**About this task**.
Leave no line out; reproduce the listing exactly.
** Records for processing follows **
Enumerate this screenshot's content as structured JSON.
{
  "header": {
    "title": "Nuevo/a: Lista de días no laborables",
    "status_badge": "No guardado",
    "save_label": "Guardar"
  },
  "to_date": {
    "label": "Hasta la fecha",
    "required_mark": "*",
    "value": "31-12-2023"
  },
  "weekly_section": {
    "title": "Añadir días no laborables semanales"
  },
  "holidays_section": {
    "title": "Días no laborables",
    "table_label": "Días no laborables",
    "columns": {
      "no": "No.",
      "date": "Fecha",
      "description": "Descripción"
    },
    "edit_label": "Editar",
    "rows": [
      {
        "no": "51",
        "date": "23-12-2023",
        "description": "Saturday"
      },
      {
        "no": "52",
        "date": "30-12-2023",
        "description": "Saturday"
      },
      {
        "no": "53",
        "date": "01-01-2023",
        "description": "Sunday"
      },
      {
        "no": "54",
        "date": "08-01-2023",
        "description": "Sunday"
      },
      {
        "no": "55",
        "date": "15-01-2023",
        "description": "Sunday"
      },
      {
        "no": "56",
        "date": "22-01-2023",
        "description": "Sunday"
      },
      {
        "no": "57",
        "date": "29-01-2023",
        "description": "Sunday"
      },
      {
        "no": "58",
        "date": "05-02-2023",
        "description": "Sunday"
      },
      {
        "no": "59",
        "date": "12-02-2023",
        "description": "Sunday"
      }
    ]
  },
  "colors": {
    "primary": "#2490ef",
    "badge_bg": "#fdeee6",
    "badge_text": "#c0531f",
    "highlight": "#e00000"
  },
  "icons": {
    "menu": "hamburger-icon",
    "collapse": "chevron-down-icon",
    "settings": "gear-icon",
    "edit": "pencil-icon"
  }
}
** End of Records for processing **
**Answer area**.
Enumerate this screenshot's content as structured JSON.
{
  "header": {
    "title": "Nuevo/a: Lista de días no laborables",
    "status_badge": "No guardado",
    "save_label": "Guardar"
  },
  "to_date": {
    "label": "Hasta la fecha",
    "required_mark": "*",
    "value": "31-12-2023"
  },
  "weekly_section": {
    "title": "Añadir días no laborables semanales"
  },
  "holidays_section": {
    "title": "Días no laborables",
    "table_label": "Días no laborables",
    "columns": {
      "no": "No.",
      "date": "Fecha",
      "description": "Descripción"
    },
    "edit_label": "Editar",
    "rows": [
      {
        "no": "51",
        "date": "23-12-2023",
        "description": "Saturday"
      },
      {
        "no": "52",
        "date": "30-12-2023",
        "description": "Saturday"
      },
      {
        "no": "53",
        "date": "01-01-2023",
        "description": "Sunday"
      },
      {
        "no": "54",
        "date": "08-01-2023",
        "description": "Sunday"
      },
      {
        "no": "55",
        "date": "15-01-2023",
        "description": "Sunday"
      },
      {
        "no": "56",
        "date": "22-01-2023",
        "description": "Sunday"
      },
      {
        "no": "57",
        "date": "29-01-2023",
        "description": "Sunday"
      },
      {
        "no": "58",
        "date": "05-02-2023",
        "description": "Sunday"
      },
      {
        "no": "59",
        "date": "12-02-2023",
        "description": "Sunday"
      }
    ]
  },
  "colors": {
    "primary": "#2490ef",
    "badge_bg": "#fdeee6",
    "badge_text": "#c0531f",
    "highlight": "#e00000"
  },
  "icons": {
    "menu": "hamburger-icon",
    "collapse": "chevron-down-icon",
    "settings": "gear-icon",
    "edit": "pencil-icon"
  }
}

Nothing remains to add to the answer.